- ABOUT THIS EXERCISE: Lines below that include "between" are the answer; copy each one.
▬▬▬▬▬▬▬▬▬▬
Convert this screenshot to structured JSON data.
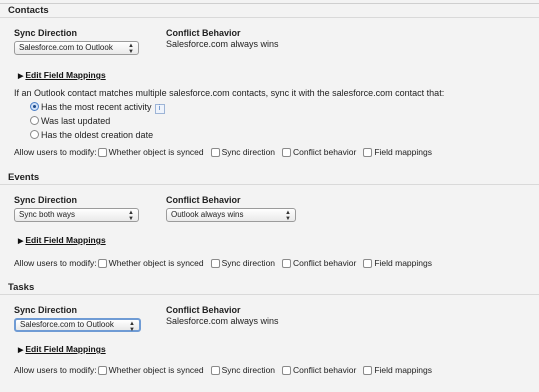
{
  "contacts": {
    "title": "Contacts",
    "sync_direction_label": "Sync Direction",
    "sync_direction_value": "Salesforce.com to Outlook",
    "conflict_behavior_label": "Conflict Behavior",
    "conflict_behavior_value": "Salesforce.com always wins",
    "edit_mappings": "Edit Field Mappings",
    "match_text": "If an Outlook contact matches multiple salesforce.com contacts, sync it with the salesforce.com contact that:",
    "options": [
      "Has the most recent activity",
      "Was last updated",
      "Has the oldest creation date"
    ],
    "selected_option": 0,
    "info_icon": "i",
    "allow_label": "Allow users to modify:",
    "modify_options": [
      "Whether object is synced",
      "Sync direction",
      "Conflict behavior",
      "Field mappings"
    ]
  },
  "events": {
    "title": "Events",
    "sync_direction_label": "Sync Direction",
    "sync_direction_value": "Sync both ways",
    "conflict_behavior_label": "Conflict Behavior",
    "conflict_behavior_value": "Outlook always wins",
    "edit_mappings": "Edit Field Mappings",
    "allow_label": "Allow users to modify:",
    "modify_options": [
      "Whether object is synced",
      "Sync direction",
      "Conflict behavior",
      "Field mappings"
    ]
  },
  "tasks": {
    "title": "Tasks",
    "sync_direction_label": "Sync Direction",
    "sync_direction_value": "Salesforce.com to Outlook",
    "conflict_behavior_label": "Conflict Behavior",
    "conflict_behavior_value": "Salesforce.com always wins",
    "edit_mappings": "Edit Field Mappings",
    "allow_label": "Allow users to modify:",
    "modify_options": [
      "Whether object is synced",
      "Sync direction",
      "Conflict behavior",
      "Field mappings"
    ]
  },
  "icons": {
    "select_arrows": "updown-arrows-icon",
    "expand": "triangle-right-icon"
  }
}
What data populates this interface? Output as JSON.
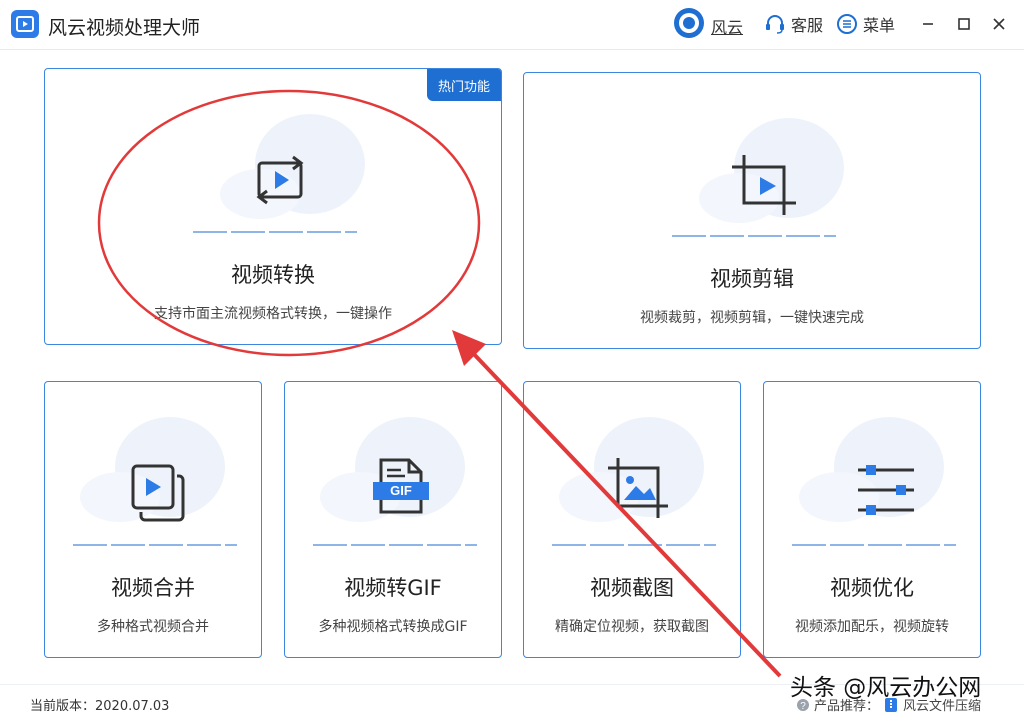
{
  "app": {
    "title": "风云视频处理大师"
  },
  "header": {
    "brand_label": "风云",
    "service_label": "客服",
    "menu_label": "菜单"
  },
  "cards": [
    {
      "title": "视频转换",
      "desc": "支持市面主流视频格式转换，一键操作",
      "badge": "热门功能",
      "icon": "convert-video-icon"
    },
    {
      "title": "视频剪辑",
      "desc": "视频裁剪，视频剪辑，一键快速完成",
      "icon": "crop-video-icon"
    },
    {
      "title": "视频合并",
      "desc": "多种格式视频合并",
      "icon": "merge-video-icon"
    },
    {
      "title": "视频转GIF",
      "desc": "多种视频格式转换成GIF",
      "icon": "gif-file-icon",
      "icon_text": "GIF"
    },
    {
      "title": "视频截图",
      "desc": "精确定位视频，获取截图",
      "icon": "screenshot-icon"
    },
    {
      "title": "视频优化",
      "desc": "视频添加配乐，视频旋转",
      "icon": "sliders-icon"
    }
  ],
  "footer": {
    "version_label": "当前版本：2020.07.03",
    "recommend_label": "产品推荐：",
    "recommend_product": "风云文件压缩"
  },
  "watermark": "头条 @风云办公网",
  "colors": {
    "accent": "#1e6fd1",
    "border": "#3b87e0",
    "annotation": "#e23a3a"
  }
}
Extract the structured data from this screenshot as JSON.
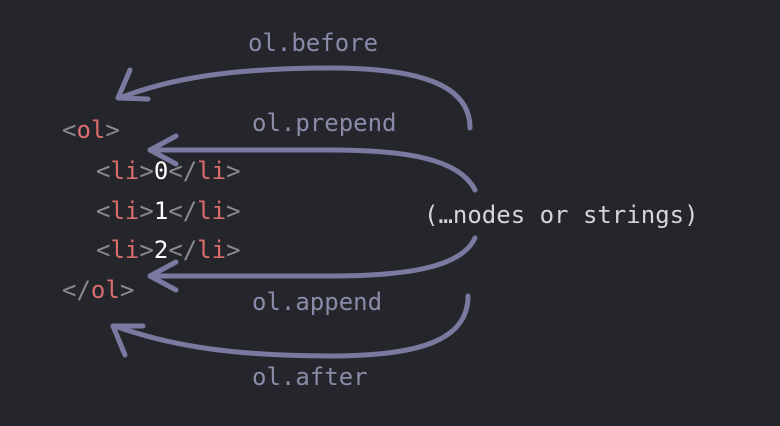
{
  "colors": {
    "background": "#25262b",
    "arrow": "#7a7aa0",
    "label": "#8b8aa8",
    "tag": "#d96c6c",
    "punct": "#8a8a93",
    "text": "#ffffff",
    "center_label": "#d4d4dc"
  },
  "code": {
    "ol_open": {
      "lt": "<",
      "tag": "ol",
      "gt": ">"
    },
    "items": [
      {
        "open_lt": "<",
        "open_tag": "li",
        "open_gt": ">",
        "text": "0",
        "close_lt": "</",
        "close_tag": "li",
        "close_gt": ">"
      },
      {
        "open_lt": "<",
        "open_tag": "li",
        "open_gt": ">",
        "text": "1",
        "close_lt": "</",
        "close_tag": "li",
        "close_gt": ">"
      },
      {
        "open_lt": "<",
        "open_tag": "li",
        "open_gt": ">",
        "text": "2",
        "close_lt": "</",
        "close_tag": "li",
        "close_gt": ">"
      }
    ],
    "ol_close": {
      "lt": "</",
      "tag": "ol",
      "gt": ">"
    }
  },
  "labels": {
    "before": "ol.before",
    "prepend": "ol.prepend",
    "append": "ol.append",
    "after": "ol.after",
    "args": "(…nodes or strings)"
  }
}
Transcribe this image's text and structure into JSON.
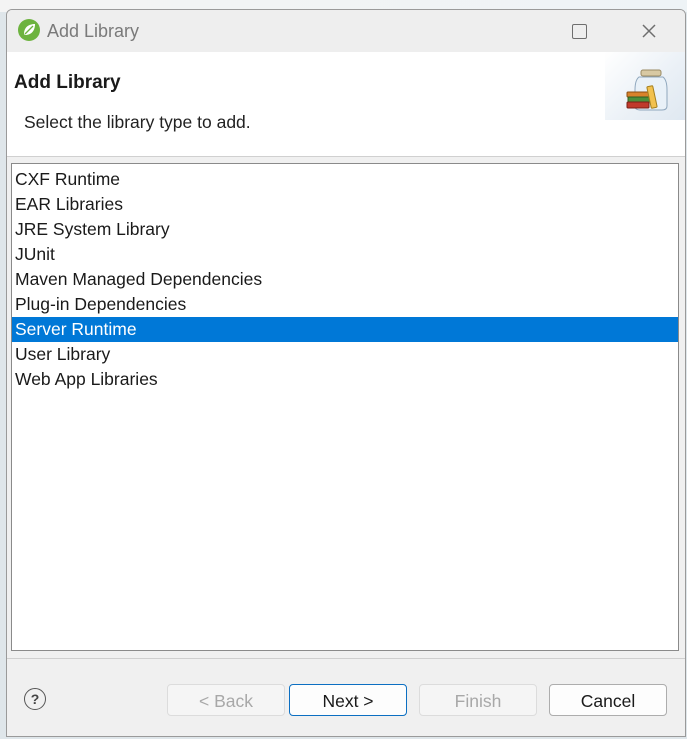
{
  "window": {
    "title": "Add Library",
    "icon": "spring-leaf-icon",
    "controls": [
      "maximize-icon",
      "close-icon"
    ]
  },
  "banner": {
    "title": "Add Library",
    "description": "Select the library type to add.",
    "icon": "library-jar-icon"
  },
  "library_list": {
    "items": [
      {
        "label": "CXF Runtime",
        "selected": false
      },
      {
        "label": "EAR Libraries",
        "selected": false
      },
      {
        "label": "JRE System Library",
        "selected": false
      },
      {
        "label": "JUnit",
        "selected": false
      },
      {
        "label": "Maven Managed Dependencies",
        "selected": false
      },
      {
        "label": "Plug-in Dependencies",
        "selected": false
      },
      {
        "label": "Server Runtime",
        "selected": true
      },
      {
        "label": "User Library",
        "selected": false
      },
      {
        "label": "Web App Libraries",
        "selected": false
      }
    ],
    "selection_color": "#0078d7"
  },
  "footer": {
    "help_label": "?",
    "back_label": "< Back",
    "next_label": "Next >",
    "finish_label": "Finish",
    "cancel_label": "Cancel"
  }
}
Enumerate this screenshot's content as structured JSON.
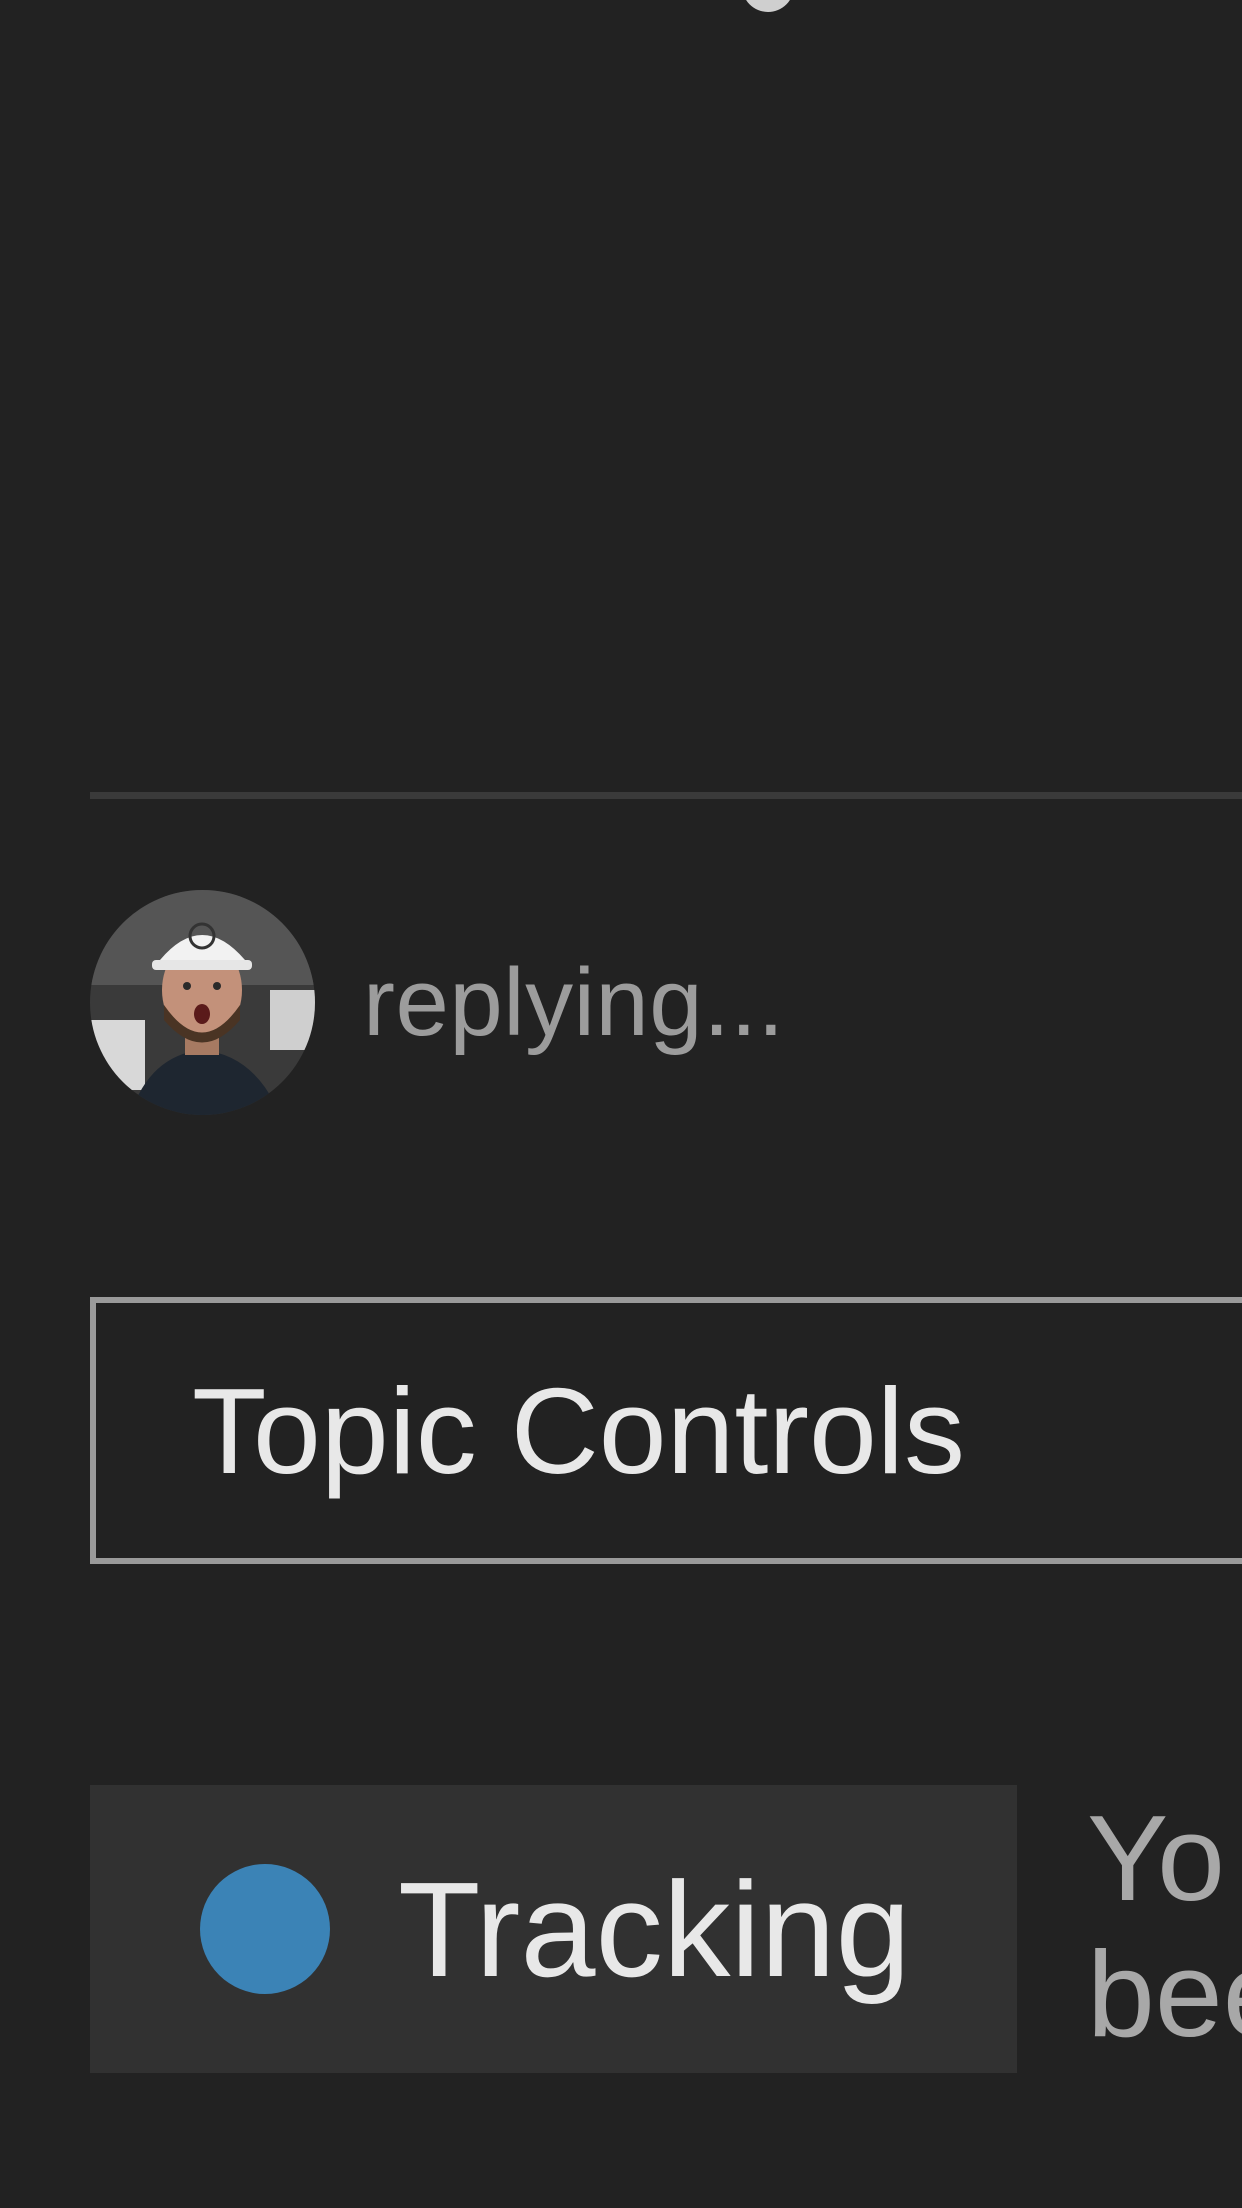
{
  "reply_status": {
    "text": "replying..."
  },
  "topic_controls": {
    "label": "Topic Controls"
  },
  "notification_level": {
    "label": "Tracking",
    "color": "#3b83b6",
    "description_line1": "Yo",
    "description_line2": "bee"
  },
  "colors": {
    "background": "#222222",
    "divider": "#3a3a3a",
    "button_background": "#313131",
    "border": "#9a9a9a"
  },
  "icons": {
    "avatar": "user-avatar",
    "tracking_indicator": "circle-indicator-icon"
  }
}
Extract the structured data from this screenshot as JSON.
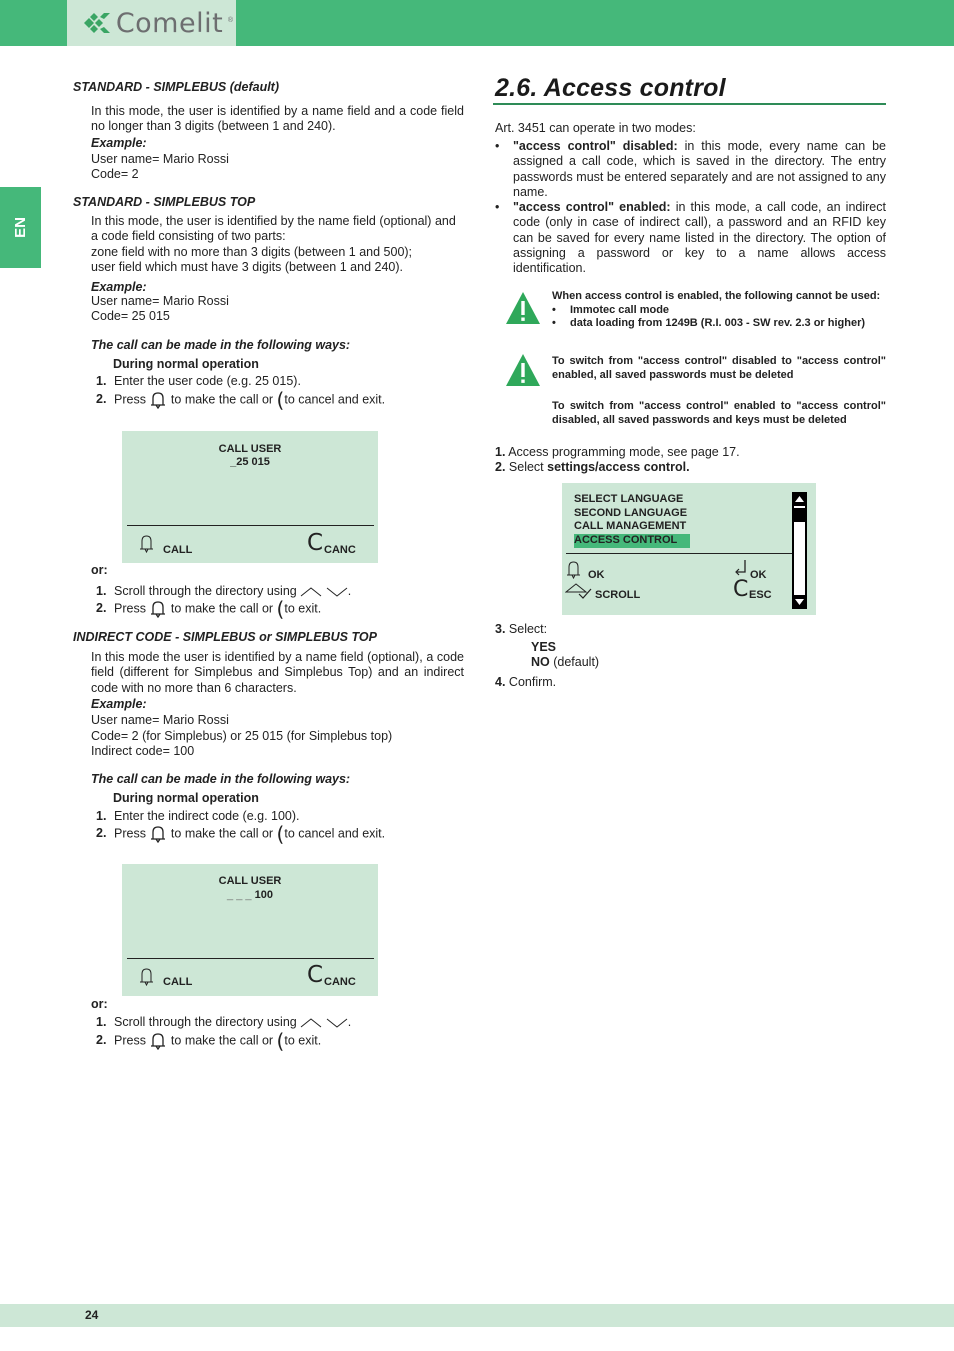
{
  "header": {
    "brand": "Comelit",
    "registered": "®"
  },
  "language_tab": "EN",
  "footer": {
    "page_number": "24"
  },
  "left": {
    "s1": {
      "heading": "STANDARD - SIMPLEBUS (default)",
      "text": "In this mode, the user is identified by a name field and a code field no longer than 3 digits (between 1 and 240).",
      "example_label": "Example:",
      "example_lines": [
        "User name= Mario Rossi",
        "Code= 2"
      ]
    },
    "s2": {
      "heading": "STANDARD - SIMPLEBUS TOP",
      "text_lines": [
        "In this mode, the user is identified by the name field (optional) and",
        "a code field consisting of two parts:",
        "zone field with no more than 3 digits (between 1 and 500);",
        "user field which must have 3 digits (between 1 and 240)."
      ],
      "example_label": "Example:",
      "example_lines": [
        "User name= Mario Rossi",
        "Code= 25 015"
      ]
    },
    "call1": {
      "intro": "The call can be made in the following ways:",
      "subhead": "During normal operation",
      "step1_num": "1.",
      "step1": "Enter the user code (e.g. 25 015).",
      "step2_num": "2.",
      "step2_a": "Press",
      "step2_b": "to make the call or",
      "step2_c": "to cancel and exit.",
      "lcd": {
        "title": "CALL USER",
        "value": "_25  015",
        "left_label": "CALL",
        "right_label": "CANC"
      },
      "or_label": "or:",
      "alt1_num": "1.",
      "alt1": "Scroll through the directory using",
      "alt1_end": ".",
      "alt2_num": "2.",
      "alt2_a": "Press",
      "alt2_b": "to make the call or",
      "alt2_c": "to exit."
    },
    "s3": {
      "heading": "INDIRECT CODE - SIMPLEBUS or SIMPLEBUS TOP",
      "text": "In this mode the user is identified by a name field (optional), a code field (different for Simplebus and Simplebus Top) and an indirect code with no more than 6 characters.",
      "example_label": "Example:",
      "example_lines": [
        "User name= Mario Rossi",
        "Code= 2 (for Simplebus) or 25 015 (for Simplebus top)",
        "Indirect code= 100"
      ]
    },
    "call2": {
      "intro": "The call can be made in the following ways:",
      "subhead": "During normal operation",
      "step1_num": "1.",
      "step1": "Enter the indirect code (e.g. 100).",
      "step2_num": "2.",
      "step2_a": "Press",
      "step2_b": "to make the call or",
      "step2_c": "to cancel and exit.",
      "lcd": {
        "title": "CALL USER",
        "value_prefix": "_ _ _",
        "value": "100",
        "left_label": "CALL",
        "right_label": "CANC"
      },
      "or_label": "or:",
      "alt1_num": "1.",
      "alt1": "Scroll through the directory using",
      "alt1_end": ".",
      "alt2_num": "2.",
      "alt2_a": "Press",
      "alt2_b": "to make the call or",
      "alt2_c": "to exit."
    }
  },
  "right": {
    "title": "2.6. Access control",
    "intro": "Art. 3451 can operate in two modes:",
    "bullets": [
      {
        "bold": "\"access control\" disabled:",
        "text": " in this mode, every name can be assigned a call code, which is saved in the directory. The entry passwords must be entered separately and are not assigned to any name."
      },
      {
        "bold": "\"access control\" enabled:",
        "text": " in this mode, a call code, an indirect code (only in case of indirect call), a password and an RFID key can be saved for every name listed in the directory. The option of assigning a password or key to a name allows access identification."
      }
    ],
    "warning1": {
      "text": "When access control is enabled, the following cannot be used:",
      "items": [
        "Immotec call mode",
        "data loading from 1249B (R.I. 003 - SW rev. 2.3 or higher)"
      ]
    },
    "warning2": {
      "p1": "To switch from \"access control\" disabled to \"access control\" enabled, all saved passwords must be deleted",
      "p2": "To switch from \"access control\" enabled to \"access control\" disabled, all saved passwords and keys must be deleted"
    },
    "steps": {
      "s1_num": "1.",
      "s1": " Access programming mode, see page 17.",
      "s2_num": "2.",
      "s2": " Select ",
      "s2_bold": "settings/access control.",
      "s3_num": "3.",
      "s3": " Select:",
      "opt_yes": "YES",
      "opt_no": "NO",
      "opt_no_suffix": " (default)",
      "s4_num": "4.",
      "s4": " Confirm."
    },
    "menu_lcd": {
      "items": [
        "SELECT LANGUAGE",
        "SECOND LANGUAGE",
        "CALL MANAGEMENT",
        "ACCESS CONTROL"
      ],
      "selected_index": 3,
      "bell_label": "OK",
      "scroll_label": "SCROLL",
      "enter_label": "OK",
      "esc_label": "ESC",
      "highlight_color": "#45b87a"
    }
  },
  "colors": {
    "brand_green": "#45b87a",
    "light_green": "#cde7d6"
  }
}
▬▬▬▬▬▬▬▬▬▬
- THE ANSWER:
      "text": "In this mode, the user is identified by a name field and a code field no longer than 3 digits (between 1 and 240).",
        "zone field with no more than 3 digits (between 1 and 500);",
        "user field which must have 3 digits (between 1 and 240)."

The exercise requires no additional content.